* **WHAT THIS TASK INVOLVES**: Scan the records below for the word "IdeaProjects" and give only the number of lines that hold it.
★ ★ ★ ★ ★
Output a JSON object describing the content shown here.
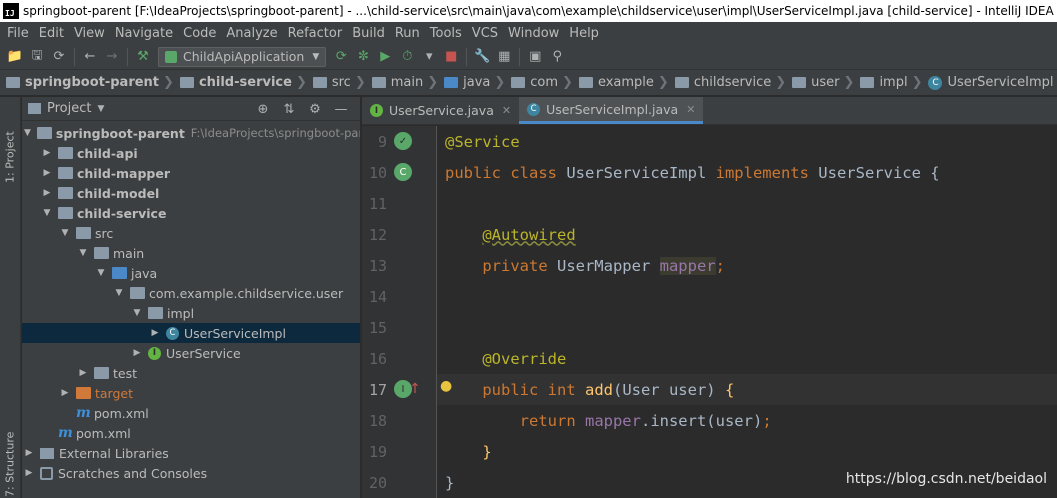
{
  "window": {
    "title": "springboot-parent [F:\\IdeaProjects\\springboot-parent] - ...\\child-service\\src\\main\\java\\com\\example\\childservice\\user\\impl\\UserServiceImpl.java [child-service] - IntelliJ IDEA",
    "app_icon": "IJ"
  },
  "menu": [
    "File",
    "Edit",
    "View",
    "Navigate",
    "Code",
    "Analyze",
    "Refactor",
    "Build",
    "Run",
    "Tools",
    "VCS",
    "Window",
    "Help"
  ],
  "toolbar": {
    "run_config": "ChildApiApplication"
  },
  "breadcrumb": [
    "springboot-parent",
    "child-service",
    "src",
    "main",
    "java",
    "com",
    "example",
    "childservice",
    "user",
    "impl",
    "UserServiceImpl"
  ],
  "side_tabs": {
    "project": "1: Project",
    "structure": "7: Structure"
  },
  "project_panel": {
    "title": "Project",
    "tree": [
      {
        "label": "springboot-parent",
        "extra": "F:\\IdeaProjects\\springboot-par",
        "depth": 0,
        "arrow": "down",
        "icon": "module",
        "bold": true
      },
      {
        "label": "child-api",
        "depth": 1,
        "arrow": "right",
        "icon": "module",
        "bold": true
      },
      {
        "label": "child-mapper",
        "depth": 1,
        "arrow": "right",
        "icon": "module",
        "bold": true
      },
      {
        "label": "child-model",
        "depth": 1,
        "arrow": "right",
        "icon": "module",
        "bold": true
      },
      {
        "label": "child-service",
        "depth": 1,
        "arrow": "down",
        "icon": "module",
        "bold": true
      },
      {
        "label": "src",
        "depth": 2,
        "arrow": "down",
        "icon": "folder"
      },
      {
        "label": "main",
        "depth": 3,
        "arrow": "down",
        "icon": "folder"
      },
      {
        "label": "java",
        "depth": 4,
        "arrow": "down",
        "icon": "src-folder"
      },
      {
        "label": "com.example.childservice.user",
        "depth": 5,
        "arrow": "down",
        "icon": "folder"
      },
      {
        "label": "impl",
        "depth": 6,
        "arrow": "down",
        "icon": "folder"
      },
      {
        "label": "UserServiceImpl",
        "depth": 7,
        "arrow": "right",
        "icon": "class",
        "selected": true
      },
      {
        "label": "UserService",
        "depth": 6,
        "arrow": "right",
        "icon": "interface"
      },
      {
        "label": "test",
        "depth": 3,
        "arrow": "right",
        "icon": "folder"
      },
      {
        "label": "target",
        "depth": 2,
        "arrow": "right",
        "icon": "orange-folder"
      },
      {
        "label": "pom.xml",
        "depth": 2,
        "arrow": "none",
        "icon": "maven"
      },
      {
        "label": "pom.xml",
        "depth": 1,
        "arrow": "none",
        "icon": "maven"
      },
      {
        "label": "External Libraries",
        "depth": 0,
        "arrow": "right",
        "icon": "lib"
      },
      {
        "label": "Scratches and Consoles",
        "depth": 0,
        "arrow": "right",
        "icon": "scratch"
      }
    ]
  },
  "editor": {
    "tabs": [
      {
        "label": "UserService.java",
        "icon": "I",
        "kind": "interface",
        "active": false
      },
      {
        "label": "UserServiceImpl.java",
        "icon": "C",
        "kind": "class",
        "active": true
      }
    ],
    "lines": [
      {
        "num": "9",
        "tokens": [
          {
            "t": "@Service",
            "c": "ann"
          }
        ]
      },
      {
        "num": "10",
        "tokens": [
          {
            "t": "public class ",
            "c": "kw"
          },
          {
            "t": "UserServiceImpl ",
            "c": "cls"
          },
          {
            "t": "implements ",
            "c": "kw"
          },
          {
            "t": "UserService {",
            "c": "cls"
          }
        ]
      },
      {
        "num": "11",
        "tokens": []
      },
      {
        "num": "12",
        "tokens": [
          {
            "t": "    "
          },
          {
            "t": "@Autowired",
            "c": "ann"
          }
        ]
      },
      {
        "num": "13",
        "tokens": [
          {
            "t": "    "
          },
          {
            "t": "private ",
            "c": "kw"
          },
          {
            "t": "UserMapper ",
            "c": "cls"
          },
          {
            "t": "mapper",
            "c": "fld hl"
          },
          {
            "t": ";",
            "c": "kw"
          }
        ]
      },
      {
        "num": "14",
        "tokens": []
      },
      {
        "num": "15",
        "tokens": []
      },
      {
        "num": "16",
        "tokens": [
          {
            "t": "    "
          },
          {
            "t": "@Override",
            "c": "ann"
          }
        ]
      },
      {
        "num": "17",
        "tokens": [
          {
            "t": "    "
          },
          {
            "t": "public int ",
            "c": "kw"
          },
          {
            "t": "add",
            "c": "fn"
          },
          {
            "t": "(User user) ",
            "c": "plain"
          },
          {
            "t": "{",
            "c": "fn"
          }
        ]
      },
      {
        "num": "18",
        "tokens": [
          {
            "t": "        "
          },
          {
            "t": "return ",
            "c": "kw"
          },
          {
            "t": "mapper",
            "c": "fld"
          },
          {
            "t": ".insert(user)",
            "c": "plain"
          },
          {
            "t": ";",
            "c": "kw"
          }
        ]
      },
      {
        "num": "19",
        "tokens": [
          {
            "t": "    "
          },
          {
            "t": "}",
            "c": "fn"
          }
        ]
      },
      {
        "num": "20",
        "tokens": [
          {
            "t": "}",
            "c": "plain"
          }
        ]
      }
    ],
    "current_line": "17"
  },
  "watermark": "https://blog.csdn.net/beidaol",
  "colors": {
    "background": "#2b2b2b",
    "panel": "#3c3f41",
    "keyword": "#cc7832",
    "annotation": "#bbb529",
    "field": "#9876aa",
    "method": "#ffc66d",
    "selection": "#0d293e"
  }
}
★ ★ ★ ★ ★
* **EXERCISE ANSWER**: 2